The majority of pregnancies progress successfully, but some result in a miscarriage or in an ectopic pregnancy. About two-thirds of the related maternal deaths are associated with substandard care due to late or missed diagnosis. Recent NICE guidelines aim to improve outcomes for women, and this article provides practical information on how the new recommendations impact on day-to-day practice in primary care.
The combined hormonal oral contraceptive pill (COC) has been available in the UK for the last 50 years. During this time, the dose of ethinyl estradiol has fallen from 100 mcg to 20-30 mcg, increasing patient acceptability and improving drug safety by reducing the risk of venous thromboembolism (VTE). At the same time, a number of non-contraceptive health benefits have emerged in association with combined hormonal contraception (CHC).
Fracture liaison services (FLS) systematically target high-risk patients, offering assessment and intervention to reduce fractures. Despite official guidance, less than two thirds of local health services have established an FLS. The Crawley FLS is an example of a community-based, integrated service that has helped to reduce local hip fracture rates and save NHS costs for the local health service.
In the UK, more women die from lung cancer than any other cancer, including breast cancer. Smoking is by far the commonest cause, and lung cancer rates are continuing to rise in women who started to smoke in the 1960s. It is never too late for anyone to give up smoking, even after a diagnosis with lung cancer, when early intervention may result in cure or significantly prolong life.
More couples are now starting their families later in life, a social trend that coincides with a rise in the number of people requesting referral for treatment of subfertility. In response, the National Institute for Health and Care Excellence (NICE) has updated its fertility guidelines to enable more patients to receive timely, appropriate and successful treatment.
Genital herpes is a common sexually transmitted infection, especially among young adults. It may be associated with complications, notably in pregnant women, but it is not usually life-threatening. However, the diagnosis continues to attract stigma, and patients need reassurance and support as well as effective treatment.
One of the great by-products emerging from the Primary Care Women’s Health Forum (PCWHF) is connectivity. Our members are becoming more aware of local initiatives in other parts of the country, and are connecting with and learning from other clinicians to share best practice in women’s healthcare.
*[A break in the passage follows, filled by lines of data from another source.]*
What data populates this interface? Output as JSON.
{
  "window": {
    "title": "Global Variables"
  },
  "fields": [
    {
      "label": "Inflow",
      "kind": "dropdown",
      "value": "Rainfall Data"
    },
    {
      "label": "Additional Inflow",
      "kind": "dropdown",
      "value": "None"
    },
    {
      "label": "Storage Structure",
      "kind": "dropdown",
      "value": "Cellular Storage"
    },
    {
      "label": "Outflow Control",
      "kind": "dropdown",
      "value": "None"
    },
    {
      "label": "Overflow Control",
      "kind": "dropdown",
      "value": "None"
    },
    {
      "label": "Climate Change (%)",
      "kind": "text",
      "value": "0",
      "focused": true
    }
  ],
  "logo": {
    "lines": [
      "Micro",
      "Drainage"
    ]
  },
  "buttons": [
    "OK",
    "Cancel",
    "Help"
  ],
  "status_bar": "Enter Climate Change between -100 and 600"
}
Premenstrual disorders (PMD) are common and have a major impact on the lives of women. Until recently there has been confusion around definitions, leading to difficulties in diagnosis and management. This article describes a new consensus definition and diagnostic criteria for PMD, and advises on the choice of evidence-based treatment.
Individualising choice of oral contraception to each woman is important to ensure safety, and enhance patient acceptability and adherence. However, tailoring should extend beyond simply deciding whether to use a combined or progestogen-only pill. Prescribers should also bear in mind the non-contraceptive benefits of each product, and consider alternative regimens for women with hormone-related medical conditions or those who wish to avoid menstrual bleeds.
If you have fertility problems, it means you have difficulty in conceiving (becoming pregnant) despite having regular sex without using contraception. Before you begin to worry, remember that many couples take several months to conceive. Over eight in 10 couples conceive within a year of trying, while about nine in 10 conceive within two years.
Urinary incontinence and related conditions have a high prevalence and a major impact on a patient’s quality of life. Drug therapy can be very effective and forms an important part of the treatment armoury when managing women with incontinence. Unfortunately, medication can be associated with adverse effects, but there are approaches that can be used to maximise a drug’s effectiveness and limit problems that reduce adherence to treatment.